╭─ Input records

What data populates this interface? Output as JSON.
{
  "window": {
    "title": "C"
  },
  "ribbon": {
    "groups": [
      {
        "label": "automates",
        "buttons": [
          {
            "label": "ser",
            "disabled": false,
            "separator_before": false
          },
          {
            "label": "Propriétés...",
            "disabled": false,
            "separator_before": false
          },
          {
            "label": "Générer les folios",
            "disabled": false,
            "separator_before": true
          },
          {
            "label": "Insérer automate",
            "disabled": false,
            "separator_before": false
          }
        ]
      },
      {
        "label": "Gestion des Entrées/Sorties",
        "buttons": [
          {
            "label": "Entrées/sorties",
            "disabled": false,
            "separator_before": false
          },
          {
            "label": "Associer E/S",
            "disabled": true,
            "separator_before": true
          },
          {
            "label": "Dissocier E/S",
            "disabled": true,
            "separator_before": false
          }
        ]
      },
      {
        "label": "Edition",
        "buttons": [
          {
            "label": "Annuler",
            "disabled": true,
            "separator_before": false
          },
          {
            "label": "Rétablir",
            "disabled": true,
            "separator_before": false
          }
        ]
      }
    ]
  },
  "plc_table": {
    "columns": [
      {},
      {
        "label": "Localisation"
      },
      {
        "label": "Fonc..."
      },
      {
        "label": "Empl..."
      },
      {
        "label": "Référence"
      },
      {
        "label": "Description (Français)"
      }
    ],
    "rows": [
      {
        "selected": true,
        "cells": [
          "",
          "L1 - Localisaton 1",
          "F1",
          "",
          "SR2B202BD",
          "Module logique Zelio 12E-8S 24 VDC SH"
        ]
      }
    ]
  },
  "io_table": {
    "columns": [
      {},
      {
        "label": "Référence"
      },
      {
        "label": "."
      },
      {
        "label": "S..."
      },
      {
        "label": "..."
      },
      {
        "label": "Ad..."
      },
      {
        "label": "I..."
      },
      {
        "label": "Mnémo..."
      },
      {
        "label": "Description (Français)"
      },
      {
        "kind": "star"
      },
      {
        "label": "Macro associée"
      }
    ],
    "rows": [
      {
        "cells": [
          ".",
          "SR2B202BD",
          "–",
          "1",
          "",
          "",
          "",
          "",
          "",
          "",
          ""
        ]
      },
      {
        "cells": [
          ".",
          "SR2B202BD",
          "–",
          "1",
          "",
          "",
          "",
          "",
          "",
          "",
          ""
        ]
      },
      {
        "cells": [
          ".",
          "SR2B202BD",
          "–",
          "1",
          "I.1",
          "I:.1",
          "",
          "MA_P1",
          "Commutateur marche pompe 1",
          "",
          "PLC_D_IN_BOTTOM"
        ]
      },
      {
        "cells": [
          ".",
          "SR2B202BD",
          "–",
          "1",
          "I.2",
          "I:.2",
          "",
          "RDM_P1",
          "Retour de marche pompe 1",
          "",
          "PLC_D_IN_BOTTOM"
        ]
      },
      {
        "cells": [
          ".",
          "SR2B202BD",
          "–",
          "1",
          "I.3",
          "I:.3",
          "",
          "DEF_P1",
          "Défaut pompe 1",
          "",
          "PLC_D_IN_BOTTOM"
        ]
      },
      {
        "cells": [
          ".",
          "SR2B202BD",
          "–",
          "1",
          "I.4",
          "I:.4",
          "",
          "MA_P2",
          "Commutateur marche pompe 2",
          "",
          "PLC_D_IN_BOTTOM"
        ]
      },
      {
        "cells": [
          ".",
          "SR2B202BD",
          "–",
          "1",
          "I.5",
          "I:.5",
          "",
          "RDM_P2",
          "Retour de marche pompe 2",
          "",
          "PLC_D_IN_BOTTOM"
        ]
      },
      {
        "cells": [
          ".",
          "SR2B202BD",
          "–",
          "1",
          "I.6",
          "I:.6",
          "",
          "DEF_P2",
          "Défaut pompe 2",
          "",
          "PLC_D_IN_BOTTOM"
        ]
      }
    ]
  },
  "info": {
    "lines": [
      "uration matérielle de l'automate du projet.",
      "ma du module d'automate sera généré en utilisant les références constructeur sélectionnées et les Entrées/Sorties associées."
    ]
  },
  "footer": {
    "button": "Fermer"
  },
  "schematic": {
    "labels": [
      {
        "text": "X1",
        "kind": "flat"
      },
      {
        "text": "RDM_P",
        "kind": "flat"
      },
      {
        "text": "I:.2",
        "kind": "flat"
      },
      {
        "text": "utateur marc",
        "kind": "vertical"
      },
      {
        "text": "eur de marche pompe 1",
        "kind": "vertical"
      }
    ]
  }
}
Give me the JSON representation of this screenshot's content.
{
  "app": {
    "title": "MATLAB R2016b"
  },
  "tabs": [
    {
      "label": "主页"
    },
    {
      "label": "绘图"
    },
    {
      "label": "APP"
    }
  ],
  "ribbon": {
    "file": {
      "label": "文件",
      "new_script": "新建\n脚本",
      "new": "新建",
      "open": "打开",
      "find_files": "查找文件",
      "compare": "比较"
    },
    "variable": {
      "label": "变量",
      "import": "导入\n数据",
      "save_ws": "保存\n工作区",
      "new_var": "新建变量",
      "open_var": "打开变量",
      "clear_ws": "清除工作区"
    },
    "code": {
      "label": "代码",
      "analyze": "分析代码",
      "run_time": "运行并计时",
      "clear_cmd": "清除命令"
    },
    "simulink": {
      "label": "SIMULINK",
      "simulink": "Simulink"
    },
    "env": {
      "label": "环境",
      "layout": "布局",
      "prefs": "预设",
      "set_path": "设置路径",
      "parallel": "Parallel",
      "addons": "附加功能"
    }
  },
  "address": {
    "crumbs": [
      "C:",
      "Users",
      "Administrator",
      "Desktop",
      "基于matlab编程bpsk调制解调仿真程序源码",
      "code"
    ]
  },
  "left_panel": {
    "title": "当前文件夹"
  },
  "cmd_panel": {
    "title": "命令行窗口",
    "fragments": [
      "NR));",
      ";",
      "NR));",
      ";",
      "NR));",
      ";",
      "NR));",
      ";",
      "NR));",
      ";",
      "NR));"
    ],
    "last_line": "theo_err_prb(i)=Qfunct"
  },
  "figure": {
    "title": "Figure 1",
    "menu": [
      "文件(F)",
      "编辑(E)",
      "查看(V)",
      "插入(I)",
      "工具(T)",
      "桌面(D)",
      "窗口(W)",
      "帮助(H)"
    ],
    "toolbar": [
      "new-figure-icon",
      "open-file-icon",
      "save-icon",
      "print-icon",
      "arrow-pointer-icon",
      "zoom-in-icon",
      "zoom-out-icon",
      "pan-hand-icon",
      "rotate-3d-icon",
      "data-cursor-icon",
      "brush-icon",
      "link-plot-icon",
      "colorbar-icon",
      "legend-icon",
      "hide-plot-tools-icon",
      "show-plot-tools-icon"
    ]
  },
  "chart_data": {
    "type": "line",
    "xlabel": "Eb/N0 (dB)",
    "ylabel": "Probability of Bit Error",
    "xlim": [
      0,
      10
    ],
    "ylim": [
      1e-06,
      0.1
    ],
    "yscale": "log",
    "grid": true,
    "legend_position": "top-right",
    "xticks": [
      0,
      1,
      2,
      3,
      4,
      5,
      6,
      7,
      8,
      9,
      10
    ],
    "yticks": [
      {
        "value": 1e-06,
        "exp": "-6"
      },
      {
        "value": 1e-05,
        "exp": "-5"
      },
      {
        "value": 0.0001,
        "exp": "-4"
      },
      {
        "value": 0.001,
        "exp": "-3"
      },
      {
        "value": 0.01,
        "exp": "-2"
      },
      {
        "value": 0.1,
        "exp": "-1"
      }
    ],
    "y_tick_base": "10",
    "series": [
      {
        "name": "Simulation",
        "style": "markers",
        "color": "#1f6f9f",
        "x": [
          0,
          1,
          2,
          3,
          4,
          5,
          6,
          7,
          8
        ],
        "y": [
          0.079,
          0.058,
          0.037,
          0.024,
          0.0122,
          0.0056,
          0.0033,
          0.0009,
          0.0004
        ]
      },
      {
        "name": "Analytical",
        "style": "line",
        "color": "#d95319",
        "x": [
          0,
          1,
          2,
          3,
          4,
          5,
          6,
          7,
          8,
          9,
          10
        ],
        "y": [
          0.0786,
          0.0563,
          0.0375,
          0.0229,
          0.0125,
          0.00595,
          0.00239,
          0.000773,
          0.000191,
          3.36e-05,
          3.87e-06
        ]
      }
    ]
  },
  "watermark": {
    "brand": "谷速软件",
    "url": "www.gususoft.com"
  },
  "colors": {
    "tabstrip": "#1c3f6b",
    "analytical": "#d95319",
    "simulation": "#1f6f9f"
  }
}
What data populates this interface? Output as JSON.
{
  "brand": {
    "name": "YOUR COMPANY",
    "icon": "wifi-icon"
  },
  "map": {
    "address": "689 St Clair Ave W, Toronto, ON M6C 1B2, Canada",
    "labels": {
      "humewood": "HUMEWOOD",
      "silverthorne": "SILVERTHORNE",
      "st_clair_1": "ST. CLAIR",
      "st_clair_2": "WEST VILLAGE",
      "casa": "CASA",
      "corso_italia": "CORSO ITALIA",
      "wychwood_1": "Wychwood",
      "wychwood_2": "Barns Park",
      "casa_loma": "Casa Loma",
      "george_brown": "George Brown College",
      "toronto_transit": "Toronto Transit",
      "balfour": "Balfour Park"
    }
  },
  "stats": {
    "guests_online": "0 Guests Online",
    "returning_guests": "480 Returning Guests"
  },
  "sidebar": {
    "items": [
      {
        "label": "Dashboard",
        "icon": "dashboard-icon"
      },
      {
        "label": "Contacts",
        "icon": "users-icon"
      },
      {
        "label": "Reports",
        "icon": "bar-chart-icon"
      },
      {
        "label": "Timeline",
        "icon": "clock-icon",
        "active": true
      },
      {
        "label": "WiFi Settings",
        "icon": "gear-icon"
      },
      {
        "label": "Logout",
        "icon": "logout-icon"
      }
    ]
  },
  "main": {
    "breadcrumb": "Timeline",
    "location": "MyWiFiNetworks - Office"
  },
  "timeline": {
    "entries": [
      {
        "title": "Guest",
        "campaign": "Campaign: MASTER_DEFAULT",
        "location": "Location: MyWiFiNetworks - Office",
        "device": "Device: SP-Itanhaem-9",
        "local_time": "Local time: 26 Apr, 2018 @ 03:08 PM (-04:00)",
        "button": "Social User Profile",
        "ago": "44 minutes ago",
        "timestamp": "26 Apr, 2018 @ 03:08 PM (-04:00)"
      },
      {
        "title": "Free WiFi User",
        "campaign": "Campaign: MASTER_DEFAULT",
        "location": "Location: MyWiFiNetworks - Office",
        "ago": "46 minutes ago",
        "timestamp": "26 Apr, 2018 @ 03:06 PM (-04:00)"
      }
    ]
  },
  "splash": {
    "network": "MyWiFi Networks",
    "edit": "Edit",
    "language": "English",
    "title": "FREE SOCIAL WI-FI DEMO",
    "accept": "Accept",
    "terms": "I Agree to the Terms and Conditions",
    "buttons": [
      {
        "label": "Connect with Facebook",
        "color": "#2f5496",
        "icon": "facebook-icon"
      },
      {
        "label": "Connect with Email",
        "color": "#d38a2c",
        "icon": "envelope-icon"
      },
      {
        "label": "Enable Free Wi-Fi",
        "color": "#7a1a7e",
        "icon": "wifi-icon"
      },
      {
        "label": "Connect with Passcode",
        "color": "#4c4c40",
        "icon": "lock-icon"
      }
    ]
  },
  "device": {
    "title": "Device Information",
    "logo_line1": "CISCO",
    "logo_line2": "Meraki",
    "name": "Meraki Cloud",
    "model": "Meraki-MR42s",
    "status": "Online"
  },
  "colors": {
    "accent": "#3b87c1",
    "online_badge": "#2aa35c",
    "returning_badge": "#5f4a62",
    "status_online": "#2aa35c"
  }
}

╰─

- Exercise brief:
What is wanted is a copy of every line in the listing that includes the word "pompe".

- Finished task:
          "Commutateur marche pompe 1",
          "Retour de marche pompe 1",
          "Défaut pompe 1",
          "Commutateur marche pompe 2",
          "Retour de marche pompe 2",
          "Défaut pompe 2",
        "text": "eur de marche pompe 1",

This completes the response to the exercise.